(b) Fences, walls, and hedges located within the front setback shall be low and compatible with the architecture of the building on the development site. Fences, walls and hedges at the rear of property in the zone could be taller, but every consideration shall be given to create fence types that are historic in character, and compatible with the architecture of the S-HB zone.

(7) Parking. Within the S-HB zone there shall be no significant expansion of off-street parking. Business shall be encouraged to share off-street parking areas. On-site parking is best achieved at the side or rear of historic structures. Large historic shade trees shall not be removed to make way for parking lots. Existing parking lots shall be evaluated and design considerations shall be sought to make them more compatible with the character of the S-HB zone.
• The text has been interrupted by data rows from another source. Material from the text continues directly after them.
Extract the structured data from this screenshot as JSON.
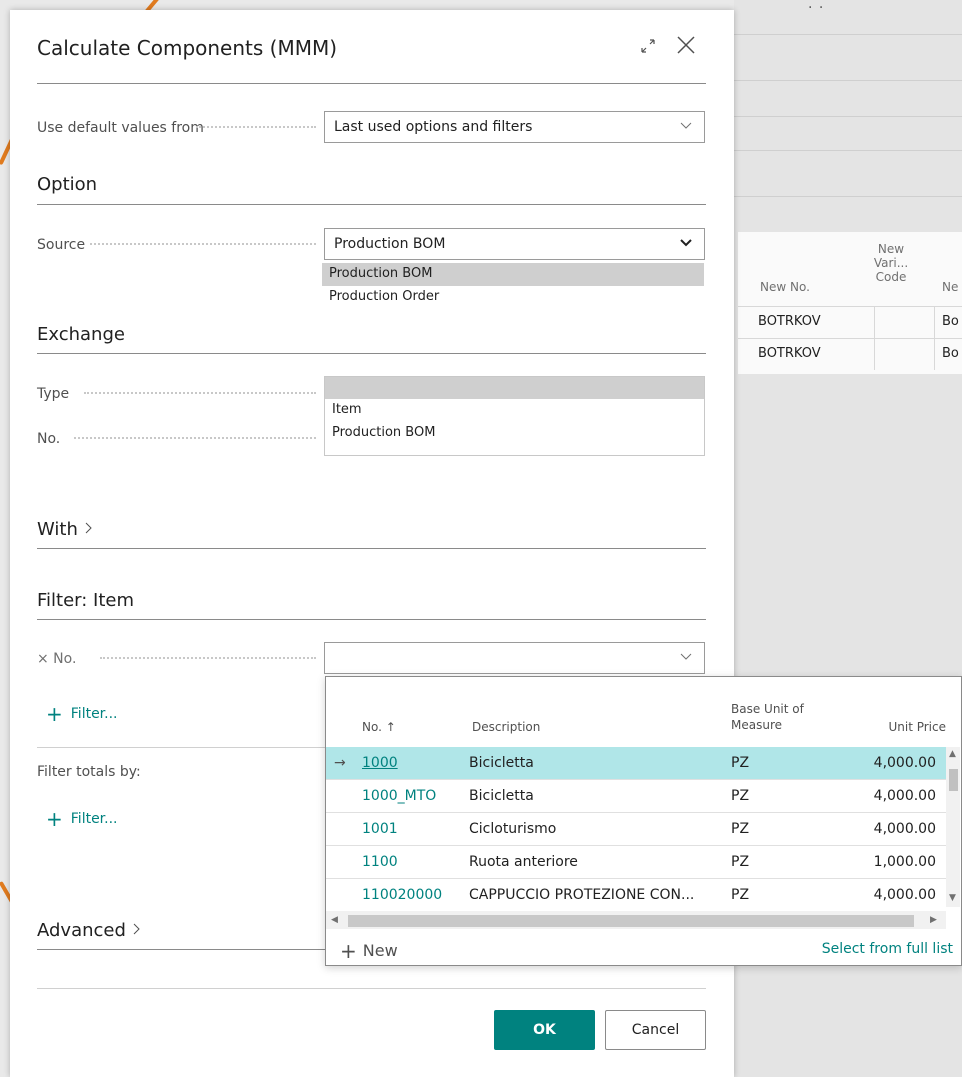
{
  "dialog": {
    "title": "Calculate Components (MMM)",
    "default_values_label": "Use default values from",
    "default_values_value": "Last used options and filters",
    "option_header": "Option",
    "source_label": "Source",
    "source_value": "Production BOM",
    "source_options": [
      "Production BOM",
      "Production Order"
    ],
    "exchange_header": "Exchange",
    "type_label": "Type",
    "type_options": [
      "",
      "Item",
      "Production BOM"
    ],
    "no_label": "No.",
    "with_header": "With",
    "filter_item_header": "Filter: Item",
    "filter_no_label": "× No.",
    "filter_link": "Filter...",
    "filter_totals_label": "Filter totals by:",
    "filter_totals_link": "Filter...",
    "advanced_header": "Advanced",
    "ok_button": "OK",
    "cancel_button": "Cancel"
  },
  "lookup": {
    "columns": [
      "No. ↑",
      "Description",
      "Base Unit of Measure",
      "Unit Price"
    ],
    "rows": [
      {
        "no": "1000",
        "description": "Bicicletta",
        "uom": "PZ",
        "price": "4,000.00",
        "active": true
      },
      {
        "no": "1000_MTO",
        "description": "Bicicletta",
        "uom": "PZ",
        "price": "4,000.00",
        "active": false
      },
      {
        "no": "1001",
        "description": "Cicloturismo",
        "uom": "PZ",
        "price": "4,000.00",
        "active": false
      },
      {
        "no": "1100",
        "description": "Ruota anteriore",
        "uom": "PZ",
        "price": "1,000.00",
        "active": false
      },
      {
        "no": "110020000",
        "description": "CAPPUCCIO PROTEZIONE CON...",
        "uom": "PZ",
        "price": "4,000.00",
        "active": false
      }
    ],
    "new_label": "New",
    "select_full_list": "Select from full list"
  },
  "background": {
    "col_new_no": "New No.",
    "col_new_variant": "New Vari... Code",
    "col_next": "Ne",
    "rows": [
      {
        "new_no": "BOTRKOV",
        "next": "Bo"
      },
      {
        "new_no": "BOTRKOV",
        "next": "Bo"
      }
    ]
  },
  "colors": {
    "accent": "#00827f",
    "selected_row": "#b0e6e8"
  }
}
(8) Public Improvements. Materials and design solutions for the public improvements listed in this subsection shall also be compatible with the historic character of the S-HB zone. Special consideration shall be given to the location of benches and outdoor seating areas to ensure that they are designed in a manner that is compatible with the S-HB zone.

(a) Street, Sidewalk, and Alley Improvements. Improvements to streets and sidewalks shall enhance the visual continuity of the existing streetscape. Improvements and alterations shall be compatible with existing material, yet provide safe access for pedestrian, bicycle and automobile circulation. Alleys shall continue to maintain their attractiveness as public open spaces between properties. Improvements shall provide a sensitivity to existing historical structures, sheds, additions and landscape features. Additional information regarding the trolley tracks under Blair Boulevard shall be considered before street improvements are implemented.
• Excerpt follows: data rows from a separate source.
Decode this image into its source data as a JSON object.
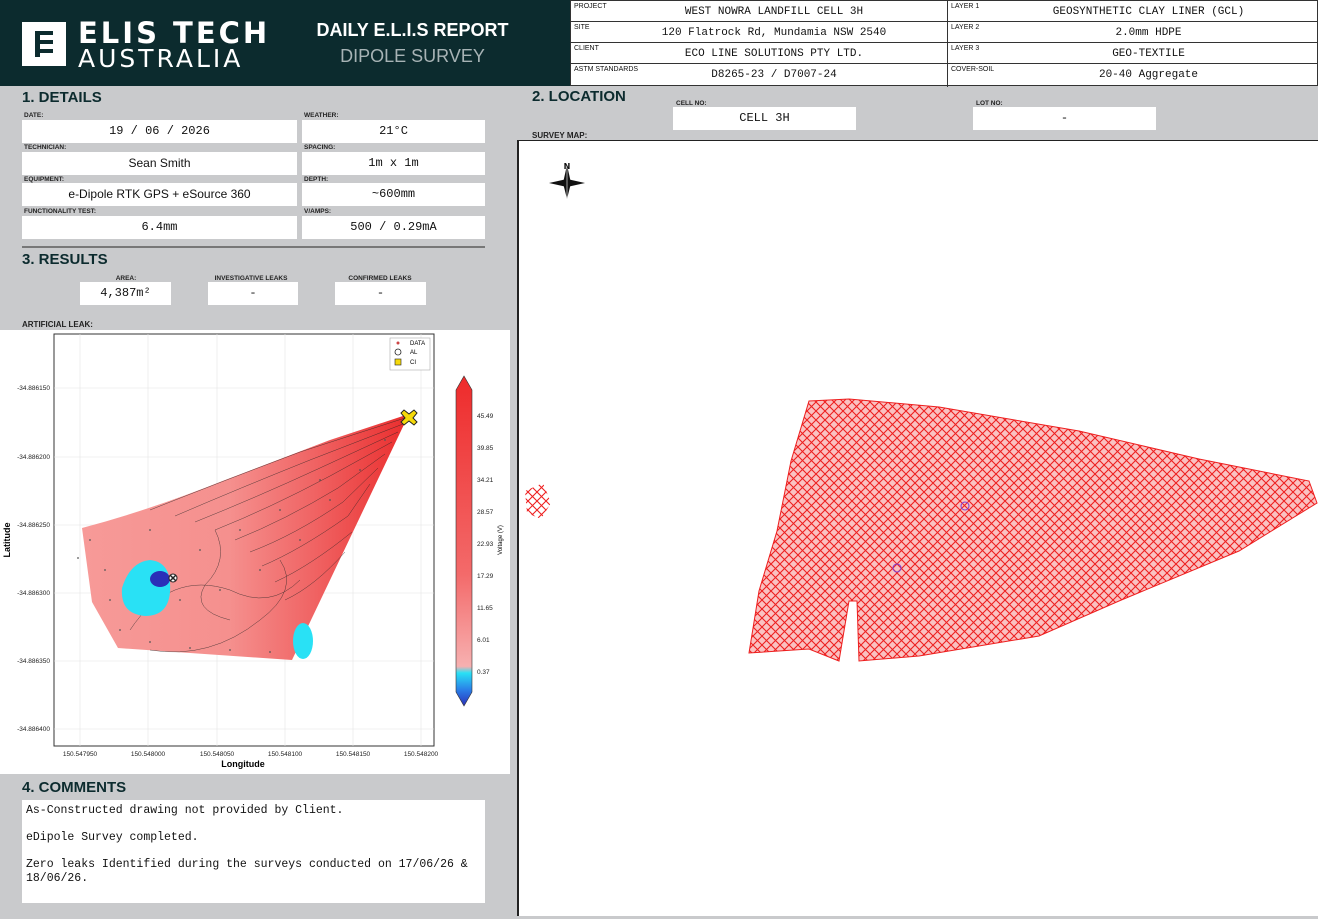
{
  "brand": {
    "line1": "ELIS TECH",
    "line2": "AUSTRALIA"
  },
  "report": {
    "title": "DAILY E.L.I.S REPORT",
    "subtitle": "DIPOLE SURVEY"
  },
  "meta": {
    "project_label": "PROJECT",
    "project": "WEST NOWRA LANDFILL CELL 3H",
    "site_label": "SITE",
    "site": "120 Flatrock Rd, Mundamia NSW 2540",
    "client_label": "CLIENT",
    "client": "ECO LINE SOLUTIONS PTY LTD.",
    "astm_label": "ASTM STANDARDS",
    "astm": "D8265-23 / D7007-24",
    "layer1_label": "LAYER 1",
    "layer1": "GEOSYNTHETIC CLAY LINER (GCL)",
    "layer2_label": "LAYER 2",
    "layer2": "2.0mm HDPE",
    "layer3_label": "LAYER 3",
    "layer3": "GEO-TEXTILE",
    "cover_label": "COVER-SOIL",
    "cover": "20-40 Aggregate"
  },
  "details": {
    "title": "1. DETAILS",
    "date_label": "DATE:",
    "date": "19 / 06 / 2026",
    "weather_label": "WEATHER:",
    "weather": "21°C",
    "technician_label": "TECHNICIAN:",
    "technician": "Sean Smith",
    "spacing_label": "SPACING:",
    "spacing": "1m x 1m",
    "equipment_label": "EQUIPMENT:",
    "equipment": "e-Dipole RTK GPS + eSource 360",
    "depth_label": "DEPTH:",
    "depth": "~600mm",
    "functionality_label": "FUNCTIONALITY TEST:",
    "functionality": "6.4mm",
    "vamps_label": "V/AMPS:",
    "vamps": "500 / 0.29mA"
  },
  "location": {
    "title": "2. LOCATION",
    "cell_label": "CELL No:",
    "cell": "CELL 3H",
    "lot_label": "LOT No:",
    "lot": "-",
    "survey_map_label": "SURVEY MAP:",
    "north": "N"
  },
  "results": {
    "title": "3. RESULTS",
    "area_label": "AREA:",
    "area": "4,387m²",
    "investigative_label": "INVESTIGATIVE LEAKS",
    "investigative": "-",
    "confirmed_label": "CONFIRMED LEAKS",
    "confirmed": "-",
    "artificial_label": "ARTIFICIAL LEAK:"
  },
  "chart_data": {
    "type": "heatmap",
    "xlabel": "Longitude",
    "ylabel": "Latitude",
    "x_ticks": [
      "150.547950",
      "150.548000",
      "150.548050",
      "150.548100",
      "150.548150",
      "150.548200"
    ],
    "y_ticks": [
      "-34.886150",
      "-34.886200",
      "-34.886250",
      "-34.886300",
      "-34.886350",
      "-34.886400"
    ],
    "colorbar_label": "Voltage (V)",
    "colorbar_ticks": [
      "45.49",
      "39.85",
      "34.21",
      "28.57",
      "22.93",
      "17.29",
      "11.65",
      "6.01",
      "0.37"
    ],
    "legend": [
      "DATA",
      "AL",
      "CI"
    ],
    "colors": {
      "high": "#ee2b2b",
      "mid": "#f39a9a",
      "low": "#29e1f5",
      "lowest": "#2a2fb8"
    }
  },
  "comments": {
    "title": "4. COMMENTS",
    "line1": "As-Constructed drawing not provided by Client.",
    "line2": "eDipole Survey completed.",
    "line3": "Zero leaks Identified during the surveys conducted on 17/06/26 & 18/06/26."
  }
}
(b) Lighting. New city lighting shall be pedestrian in scale. Research shall be conducted to determine the historic precedents for street lighting in the S-HB zone, or surrounding residential areas. The findings of this research shall be applied when replacement lights are considered to be appropriate in the S-HB zone.
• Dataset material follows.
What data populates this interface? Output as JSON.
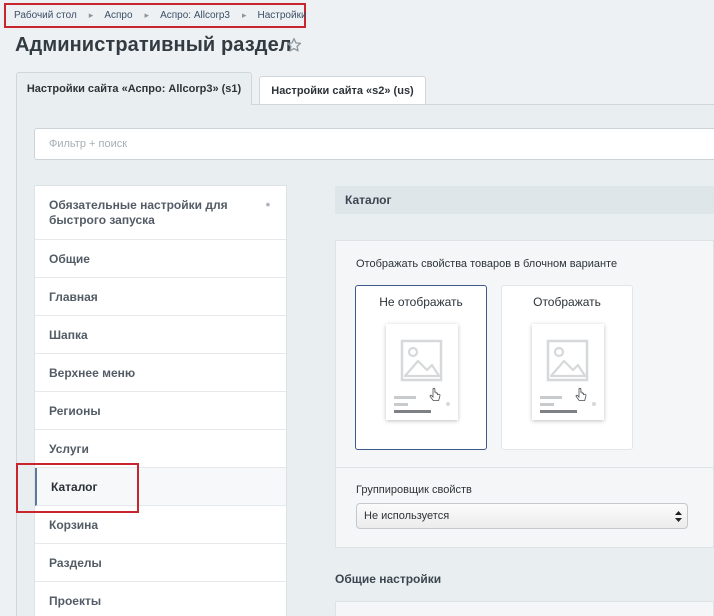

(c) Street Trees. The planting of street trees shall continue to reinforce the historic character and planting patterns of the S-HB zone, which is somewhat linear in form. There are existing street trees that are over 100 years old in the S-HB zone, as well are more recent plantings. Deciduous and coniferous trees are both compatible to the character of the S-HB zone.

(d) Signs. It is expected that signs in the S-HB zone will satisfy the legitimate needs of commerce without visual clutter and without interference with the view of buildings, landscape features and other signs. Signs shall be positioned with consideration for the facade on which located. Signs shall be designed for careful integration with architectural features. Size and proportion shall relate to the fenestration and detailing of the building. Street signs, historic district signage, and the lighting of signs shall all be reviewed before installation. Ghost signs, like the Shamrock Lunch sign at 1080 West Third Avenue, shall require specific considerations for restoration and enhancement.

(9) Separation between Retail Marijuana Uses. No portion of the premises of a retail marijuana use may be located within 1,000 feet from the premises of another retail marijuana use.

(a) “Premises” means the location of a retail marijuana use described in a license issued by the Oregon Liquor Control Commission pursuant to ORS 475B.105.

(b) “Retail Marijuana Use” means a recreational marijuana retail facility licensed by the Oregon Liquor Control Commission pursuant to ORS 475B.105.

(c) “Within 1,000 Feet” means a straight line measurement in a radius extending for 1,000 feet or less in every direction from the closest point anywhere on the premises of a retail marijuana use to the closest point anywhere on the premises of another retail marijuana use.

(Section 9.3515, see chart at front of Chapter 9 for legislative history from 2/26/01 through 6/1/02; amended by Ordinance No. 20602, enacted July 23, 2018, effective August 24, 2018; Ordinance No. 20699, enacted November 13, 2023, effective December 31, 2023.)